OS X is by default set up so each local account can have quick network access to the account's home directory as well as locally attached filesystems to which the user has access. While this is convenient for the home user, there may be times when you would like to quickly share files with other people on the network, without either granting them access to your full user directory or continually moving files to the "Public" folder in your user account.
While the "Public" folder is the default location to put files for others to access, you can also just as quickly set up a shared folder to have in a convenient location such as your Desktop, or set any folder to be temporarily shared for the file transfer.
To do this, you will first need to have File Sharing enabled on your system, so go to the "Sharing" system preferences and check the box next to "File Sharing." You can use this system preference pane to help manage all the shared folders on your system, so if you have multiple shared folders that you have lost track of, you can easily go here to change the settings for them.
With File Sharing enabled (it only needs to be enabled once), just follow these steps to quickly share any folder:
1. Get info on the folder
2. Click "Shared folder"
That's it! The folder is now shared and should appear in the "File Sharing" section of the "Sharing" system preferences. If the permissions are the default where your account has read/write access, and "everyone" has read-only access, then anyone on the network who connects to your system will be able to view the contents of the folder. They will not be able to write to your system unless you either change the permissions for the "everyone" group or give a specific person write access.
Once the folder is shared, instead of having everyone be able to read files you can customize permissions so that only specific users have access. To do this, once you have authenticated by clicking the little lock, first set the "everyone" group to "no access" so guest users on the network will not be able to see your files. Then click the "plus" button and you will be presented with a list of available people, which include local user accounts as well as contacts in your address book.
Keep in mind that the people in your contacts list do not have local accounts on the system, but are available so you can easily give them a "sharing only" account from this interface. Sharing-only accounts will not be able to log in to your system locally and run applications. They can only access files for which they are permitted from other computers on the network.
Select a desired user, or click the "New Person" button to add a user name, and you will have to then give that user a password (make sure you tell that person what their password is). With the password set, the new user will appear in the users list, and clicking "Select" will add that user to the info window.
From here, you can then set special permissions for that user account, allowing them to either read, write, or both read and write to the folder.
As long as these permissions are set, the users and groups will have to follow them. There is no need to close the information window for any changes to take effect, which is convenient because you can keep the info window open to use as a control panel for managing access to that folder, especially if your sharing setup is to be temporary.
Remember, that if you forget which folders you have shared, you can always go back to the "File Sharing" section of the "Sharing" system preferences and manage your shared folders from there. NOTE: Newly created user accounts will need to be removed or otherwise managed via the "Accounts" system preferences.

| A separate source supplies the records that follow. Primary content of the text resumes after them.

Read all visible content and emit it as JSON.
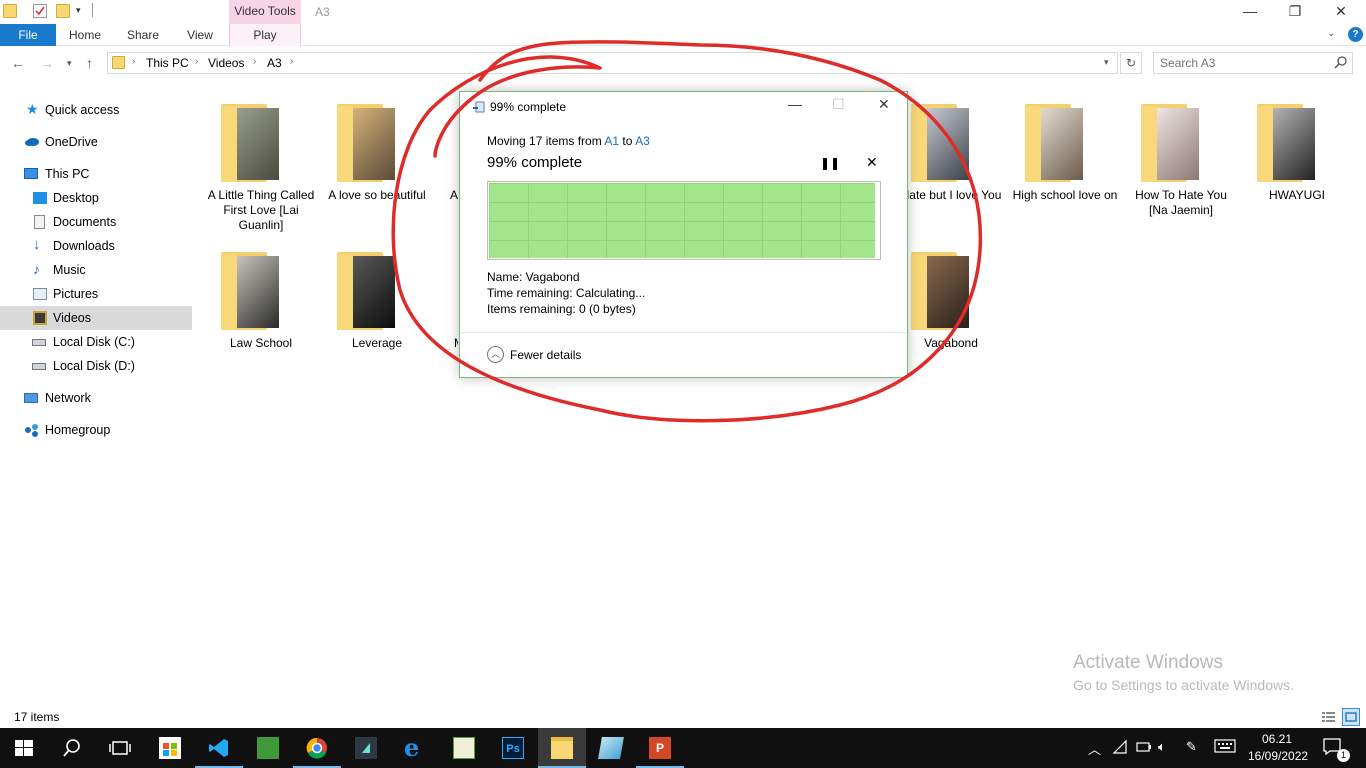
{
  "titlebar": {
    "context_tab": "Video Tools",
    "window_title": "A3",
    "minimize": "—",
    "restore": "❐",
    "close": "✕"
  },
  "ribbon": {
    "tabs": [
      "File",
      "Home",
      "Share",
      "View",
      "Play"
    ],
    "help": "?"
  },
  "address": {
    "crumbs": [
      "This PC",
      "Videos",
      "A3"
    ],
    "search_placeholder": "Search A3"
  },
  "sidebar": {
    "items": [
      {
        "label": "Quick access",
        "icon": "star-icon"
      },
      {
        "label": "OneDrive",
        "icon": "cloud-icon"
      },
      {
        "label": "This PC",
        "icon": "computer-icon"
      },
      {
        "label": "Desktop",
        "icon": "desktop-icon"
      },
      {
        "label": "Documents",
        "icon": "documents-icon"
      },
      {
        "label": "Downloads",
        "icon": "download-icon"
      },
      {
        "label": "Music",
        "icon": "music-icon"
      },
      {
        "label": "Pictures",
        "icon": "pictures-icon"
      },
      {
        "label": "Videos",
        "icon": "videos-icon"
      },
      {
        "label": "Local Disk (C:)",
        "icon": "drive-icon"
      },
      {
        "label": "Local Disk (D:)",
        "icon": "drive-icon"
      },
      {
        "label": "Network",
        "icon": "network-icon"
      },
      {
        "label": "Homegroup",
        "icon": "homegroup-icon"
      }
    ]
  },
  "folders": [
    {
      "name": "A Little Thing Called First Love [Lai Guanlin]"
    },
    {
      "name": "A love so beautiful"
    },
    {
      "name": "A t"
    },
    {
      "name": "Hate but I love You"
    },
    {
      "name": "High school love on"
    },
    {
      "name": "How To Hate You [Na Jaemin]"
    },
    {
      "name": "HWAYUGI"
    },
    {
      "name": "Law School"
    },
    {
      "name": "Leverage"
    },
    {
      "name": "M"
    },
    {
      "name": "Vagabond"
    }
  ],
  "dialog": {
    "title": "99% complete",
    "moving_prefix": "Moving 17 items from ",
    "source": "A1",
    "to_word": " to ",
    "destination": "A3",
    "percent_text": "99% complete",
    "progress": 0.99,
    "pause": "❚❚",
    "cancel": "✕",
    "name_line": "Name:  Vagabond",
    "time_line": "Time remaining:  Calculating...",
    "items_line": "Items remaining:  0 (0 bytes)",
    "fewer_details": "Fewer details"
  },
  "status": {
    "item_count": "17 items"
  },
  "watermark": {
    "line1": "Activate Windows",
    "line2": "Go to Settings to activate Windows."
  },
  "taskbar": {
    "time": "06.21",
    "date": "16/09/2022",
    "notifications": "1",
    "accent": "#76b9ed"
  }
}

Access from Windows
OS X has built-in support for Windows file sharing, which will not only allow you to access Windows computers but also share files with them. By default only the Apple Filing Protocol (Mac-only sharing) is enabled, so you will need to specifically enable Server Message Block (SMB, or Windows sharing) if you want to enable access to and from Windows machines.
To do this, go to the "File Sharing" section of the "Sharing" system preferences, and click the "Options..." button. Then click "Share files and folders using SMB (Windows)" option, and check the box next to the accounts that you wish to grant access to the computer via SMB. Doing this will require you to enter the account's password, so do this for the current and new accounts you wish to give access, and they should then be able to connect from Windows computers on the local network.
In this window you can also enable access to your shared files via FTP, so if for some reason Windows sharing does not work or is not available on networked computers, you can still transfer files between systems using the old FTP protocol.
Advanced tip: If you have "Remote Login" enabled in the Sharing system preferences, you can still use the "sftp" protocol for connecting (via the Terminal or other client that supports it). Keep in mind this will only work for local user accounts, and will not work for sharing-only accounts.